> _TASK OBJECTIVE_
Select, from the data, each line where "type" occurs.

= Beginning of Section =

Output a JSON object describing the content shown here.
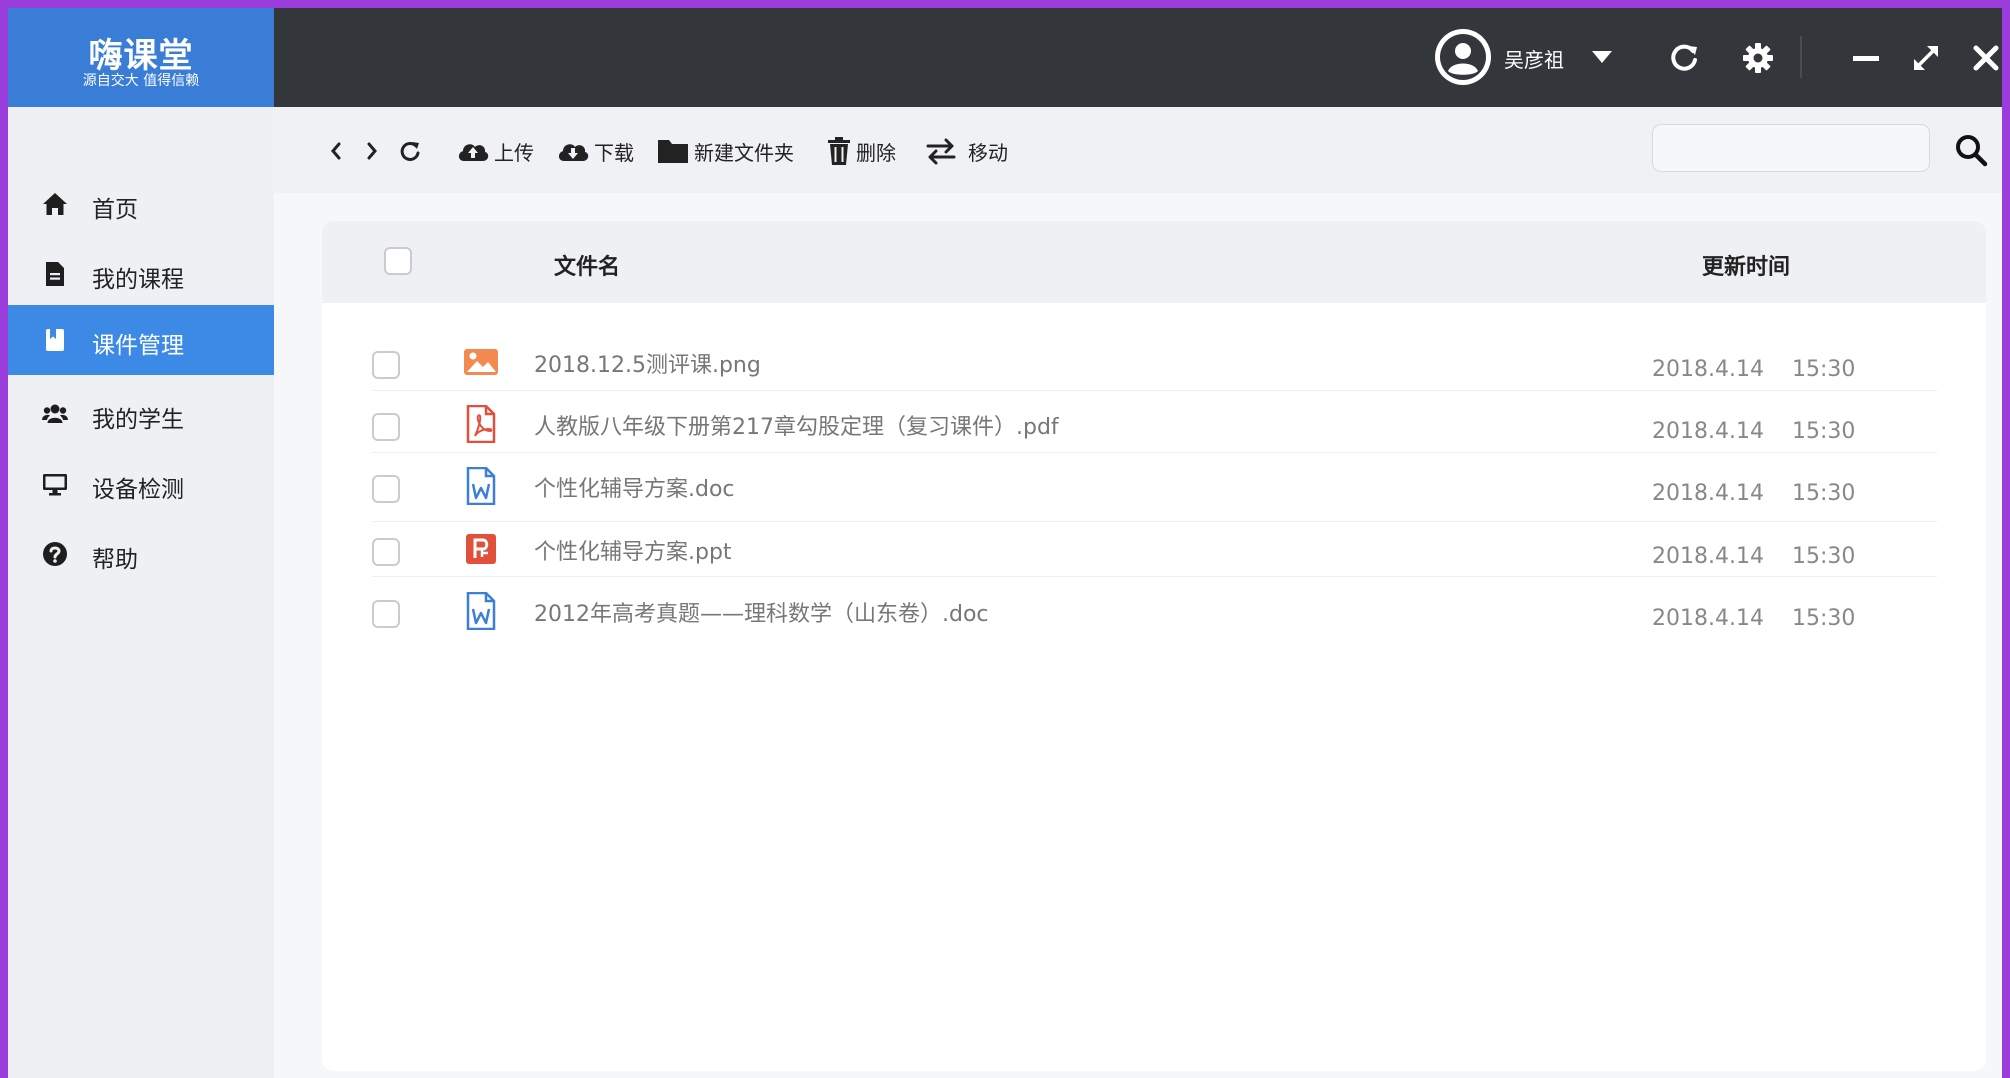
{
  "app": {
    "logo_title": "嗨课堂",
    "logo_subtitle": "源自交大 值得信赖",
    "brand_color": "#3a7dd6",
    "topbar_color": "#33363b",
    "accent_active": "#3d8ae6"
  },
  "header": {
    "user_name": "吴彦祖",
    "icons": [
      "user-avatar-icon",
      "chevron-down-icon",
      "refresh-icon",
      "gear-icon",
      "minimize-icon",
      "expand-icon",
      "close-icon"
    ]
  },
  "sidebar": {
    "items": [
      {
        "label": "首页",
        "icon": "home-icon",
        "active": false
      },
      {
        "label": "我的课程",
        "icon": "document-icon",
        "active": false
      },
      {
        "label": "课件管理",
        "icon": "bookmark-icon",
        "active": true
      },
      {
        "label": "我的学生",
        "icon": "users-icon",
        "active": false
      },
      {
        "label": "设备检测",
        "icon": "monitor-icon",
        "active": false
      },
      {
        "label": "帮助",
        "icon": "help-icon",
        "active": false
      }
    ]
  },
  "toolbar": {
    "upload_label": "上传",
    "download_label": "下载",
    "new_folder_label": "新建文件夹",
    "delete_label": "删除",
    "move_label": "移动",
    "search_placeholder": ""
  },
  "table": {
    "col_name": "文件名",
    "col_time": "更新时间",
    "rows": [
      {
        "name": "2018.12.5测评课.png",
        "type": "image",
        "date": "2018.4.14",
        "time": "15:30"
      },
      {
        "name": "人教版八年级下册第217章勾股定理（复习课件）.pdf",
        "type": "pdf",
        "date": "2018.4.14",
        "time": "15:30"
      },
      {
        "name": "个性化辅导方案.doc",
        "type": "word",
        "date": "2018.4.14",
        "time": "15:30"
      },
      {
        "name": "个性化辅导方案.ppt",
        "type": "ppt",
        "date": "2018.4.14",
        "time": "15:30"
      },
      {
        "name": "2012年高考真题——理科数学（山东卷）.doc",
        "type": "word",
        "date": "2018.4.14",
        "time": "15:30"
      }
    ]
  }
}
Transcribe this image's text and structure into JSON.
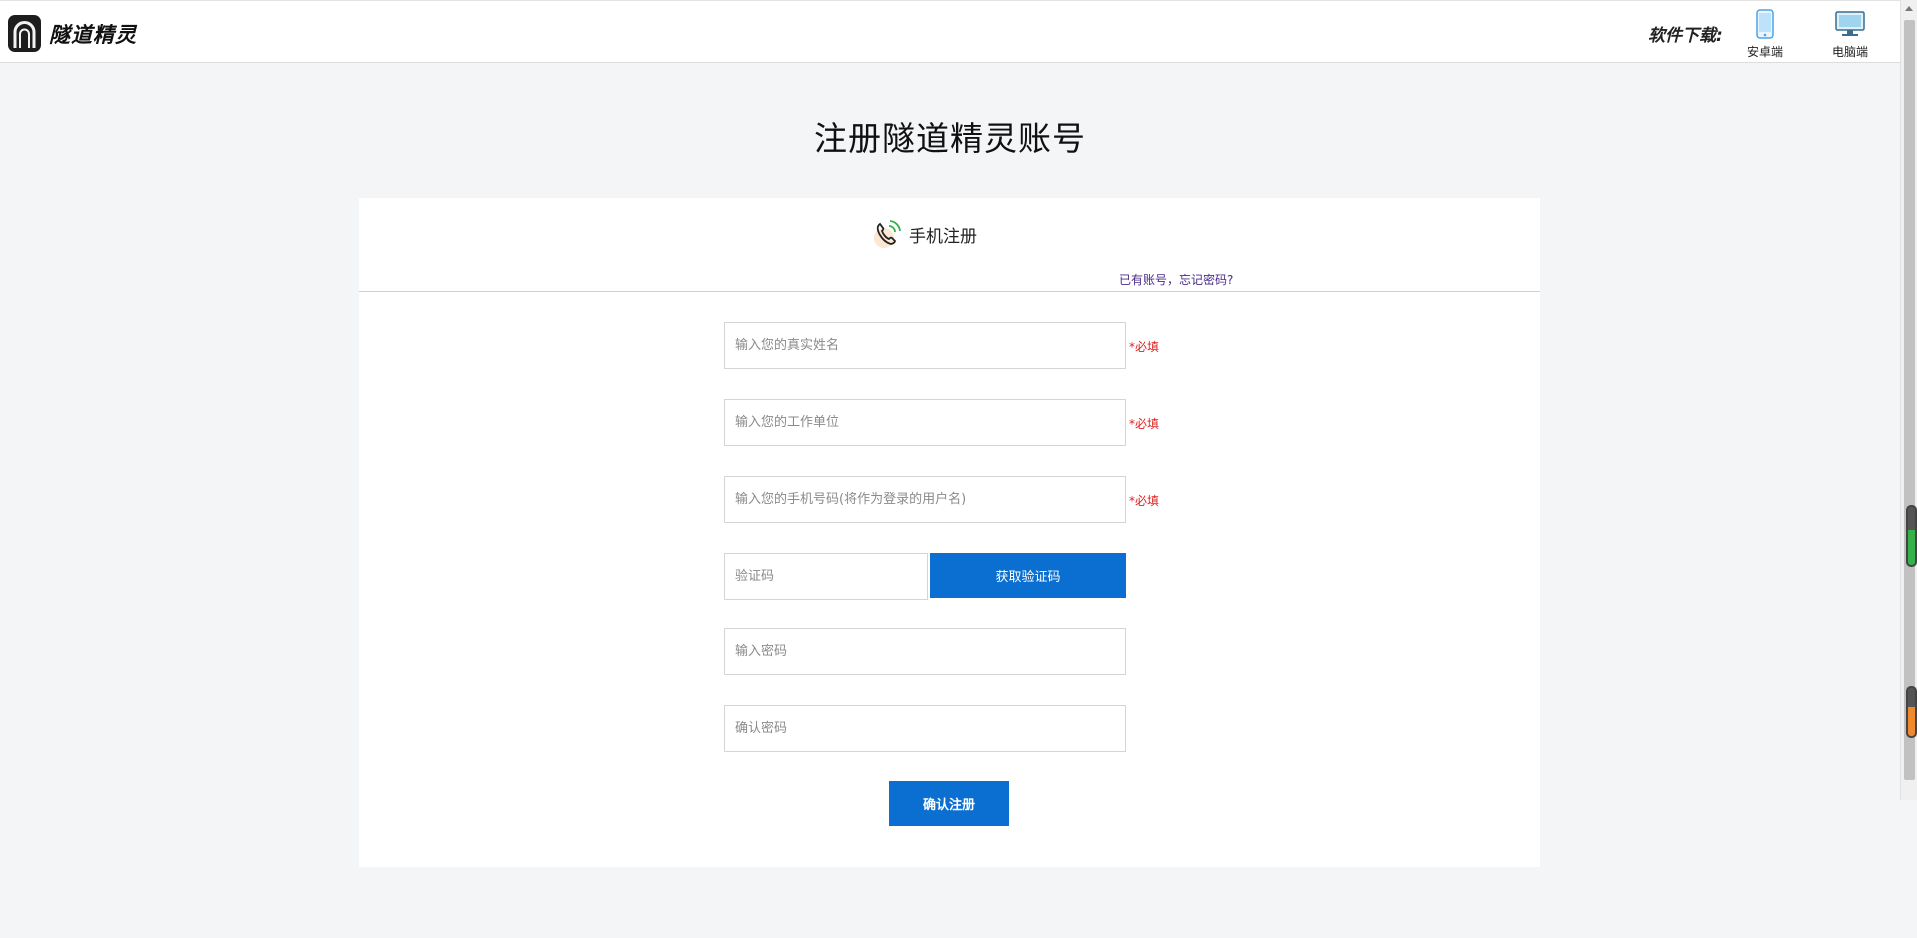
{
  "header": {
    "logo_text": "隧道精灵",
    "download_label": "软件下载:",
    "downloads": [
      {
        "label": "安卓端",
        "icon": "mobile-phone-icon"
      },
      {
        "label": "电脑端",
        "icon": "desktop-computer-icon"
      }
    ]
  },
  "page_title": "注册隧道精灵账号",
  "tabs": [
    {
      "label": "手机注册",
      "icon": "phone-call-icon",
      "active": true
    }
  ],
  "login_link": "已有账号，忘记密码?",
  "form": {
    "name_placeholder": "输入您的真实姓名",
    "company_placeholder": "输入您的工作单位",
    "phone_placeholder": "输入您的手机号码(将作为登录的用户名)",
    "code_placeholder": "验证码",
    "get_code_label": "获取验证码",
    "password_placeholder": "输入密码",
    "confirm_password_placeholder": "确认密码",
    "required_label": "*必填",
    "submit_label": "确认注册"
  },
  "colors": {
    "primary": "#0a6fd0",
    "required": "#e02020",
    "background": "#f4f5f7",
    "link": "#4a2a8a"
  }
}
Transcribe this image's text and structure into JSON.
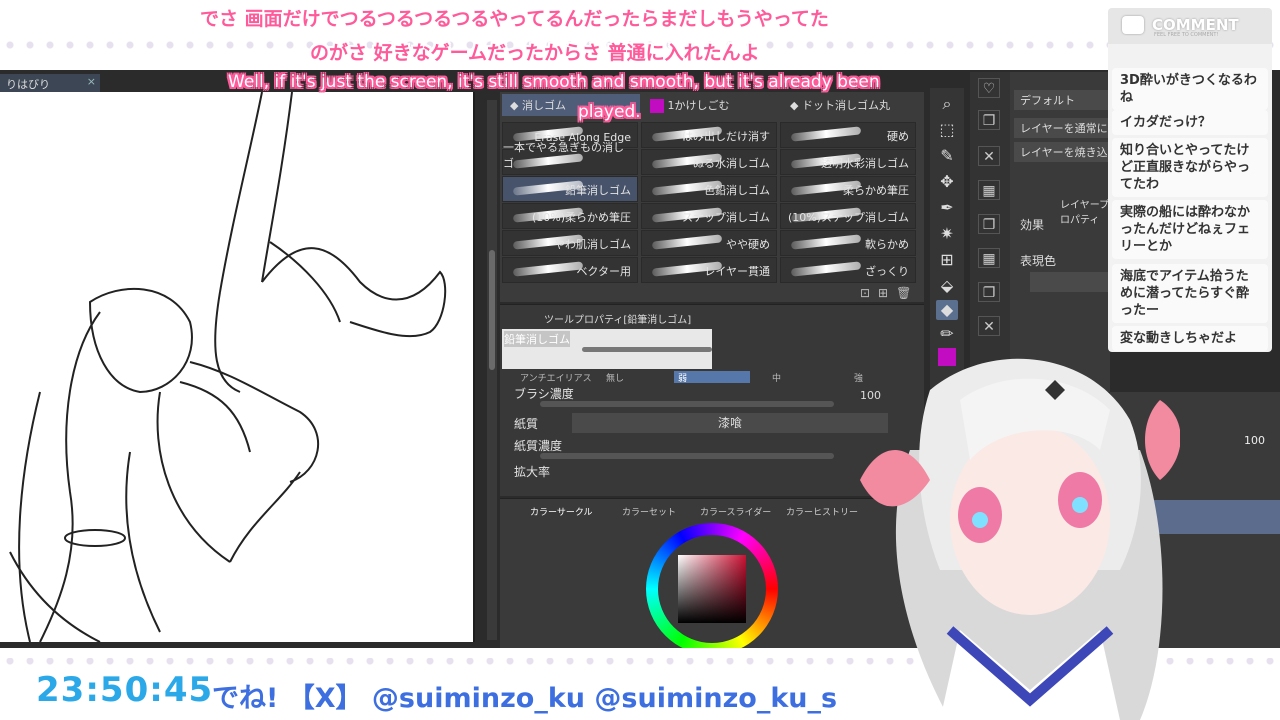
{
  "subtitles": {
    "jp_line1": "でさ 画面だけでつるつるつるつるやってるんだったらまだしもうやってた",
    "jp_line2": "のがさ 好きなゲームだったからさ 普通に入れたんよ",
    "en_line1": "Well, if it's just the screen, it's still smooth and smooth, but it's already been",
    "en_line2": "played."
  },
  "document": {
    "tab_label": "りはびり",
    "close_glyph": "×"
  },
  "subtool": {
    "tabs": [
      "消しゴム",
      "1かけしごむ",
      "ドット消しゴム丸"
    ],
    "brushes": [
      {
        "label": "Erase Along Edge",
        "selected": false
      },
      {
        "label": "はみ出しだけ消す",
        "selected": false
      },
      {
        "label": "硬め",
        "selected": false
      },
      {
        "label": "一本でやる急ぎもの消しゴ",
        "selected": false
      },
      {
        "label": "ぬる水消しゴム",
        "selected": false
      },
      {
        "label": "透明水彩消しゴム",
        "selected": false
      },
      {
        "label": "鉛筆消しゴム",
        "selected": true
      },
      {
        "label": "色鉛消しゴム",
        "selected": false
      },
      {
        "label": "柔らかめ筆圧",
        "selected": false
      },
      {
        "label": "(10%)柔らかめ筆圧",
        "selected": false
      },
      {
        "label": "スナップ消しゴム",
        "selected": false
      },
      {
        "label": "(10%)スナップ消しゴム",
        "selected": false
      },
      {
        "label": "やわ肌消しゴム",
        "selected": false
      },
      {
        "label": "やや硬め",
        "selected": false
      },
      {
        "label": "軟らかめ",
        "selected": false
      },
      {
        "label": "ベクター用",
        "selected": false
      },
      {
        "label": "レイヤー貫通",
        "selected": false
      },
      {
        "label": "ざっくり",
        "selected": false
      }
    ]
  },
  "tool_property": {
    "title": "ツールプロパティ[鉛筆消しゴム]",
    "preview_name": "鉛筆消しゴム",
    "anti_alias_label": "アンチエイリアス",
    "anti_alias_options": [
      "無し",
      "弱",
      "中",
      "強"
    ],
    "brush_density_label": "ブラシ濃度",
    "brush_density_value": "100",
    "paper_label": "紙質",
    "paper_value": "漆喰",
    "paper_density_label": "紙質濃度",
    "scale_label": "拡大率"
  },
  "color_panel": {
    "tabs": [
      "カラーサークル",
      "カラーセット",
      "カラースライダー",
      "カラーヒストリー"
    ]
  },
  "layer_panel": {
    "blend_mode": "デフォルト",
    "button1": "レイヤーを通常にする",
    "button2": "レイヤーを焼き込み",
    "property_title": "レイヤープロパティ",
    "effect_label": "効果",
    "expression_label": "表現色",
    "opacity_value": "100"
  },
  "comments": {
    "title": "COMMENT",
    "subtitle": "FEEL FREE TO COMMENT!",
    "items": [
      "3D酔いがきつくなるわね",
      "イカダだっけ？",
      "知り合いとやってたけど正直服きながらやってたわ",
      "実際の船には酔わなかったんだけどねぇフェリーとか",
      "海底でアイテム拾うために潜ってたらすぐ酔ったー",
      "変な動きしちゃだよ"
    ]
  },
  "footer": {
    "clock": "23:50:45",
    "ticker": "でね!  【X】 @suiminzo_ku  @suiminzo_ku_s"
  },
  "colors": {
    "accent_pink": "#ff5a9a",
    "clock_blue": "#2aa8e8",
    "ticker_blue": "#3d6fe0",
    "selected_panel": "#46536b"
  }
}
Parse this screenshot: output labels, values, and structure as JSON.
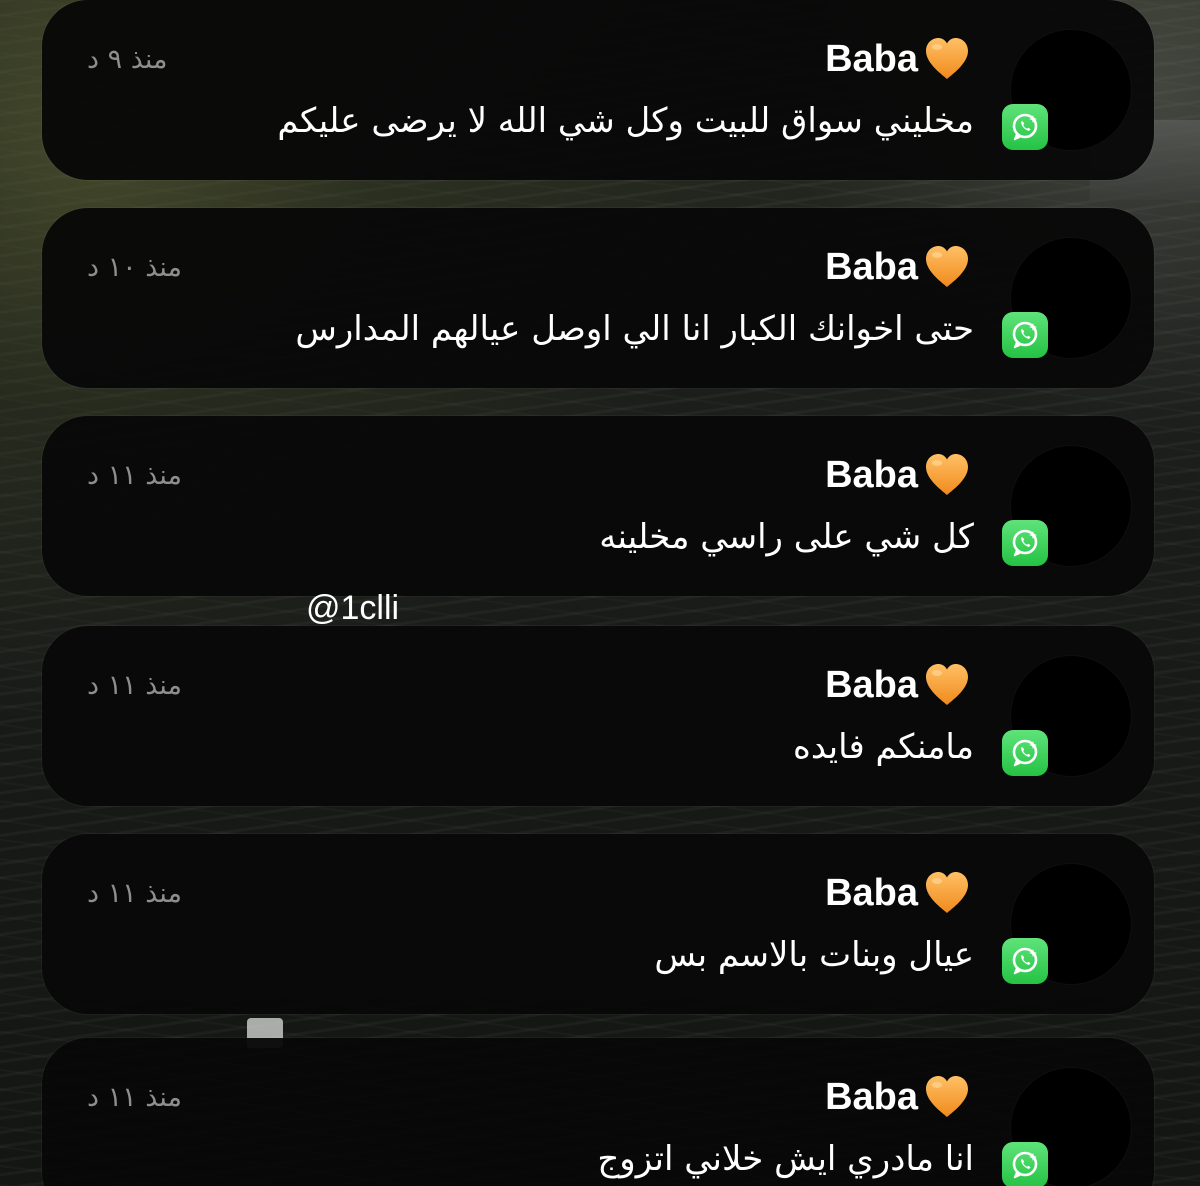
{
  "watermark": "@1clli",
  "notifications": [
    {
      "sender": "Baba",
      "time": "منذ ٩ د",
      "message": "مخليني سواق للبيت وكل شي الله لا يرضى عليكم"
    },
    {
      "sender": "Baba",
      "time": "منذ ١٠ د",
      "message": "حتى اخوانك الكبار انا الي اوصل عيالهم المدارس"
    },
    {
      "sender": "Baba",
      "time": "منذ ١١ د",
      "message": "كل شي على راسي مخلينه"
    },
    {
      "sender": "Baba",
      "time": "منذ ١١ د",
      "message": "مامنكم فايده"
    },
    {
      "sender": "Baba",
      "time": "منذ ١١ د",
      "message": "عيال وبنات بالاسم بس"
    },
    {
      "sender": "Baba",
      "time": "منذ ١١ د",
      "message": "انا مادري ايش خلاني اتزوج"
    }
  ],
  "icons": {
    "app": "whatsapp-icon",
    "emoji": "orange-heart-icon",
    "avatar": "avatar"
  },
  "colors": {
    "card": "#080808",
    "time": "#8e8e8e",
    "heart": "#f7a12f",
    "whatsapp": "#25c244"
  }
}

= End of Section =

> _RESPONSE AREA_
        "type": "image",
        "type": "pdf",
        "type": "word",
        "type": "ppt",
        "type": "word",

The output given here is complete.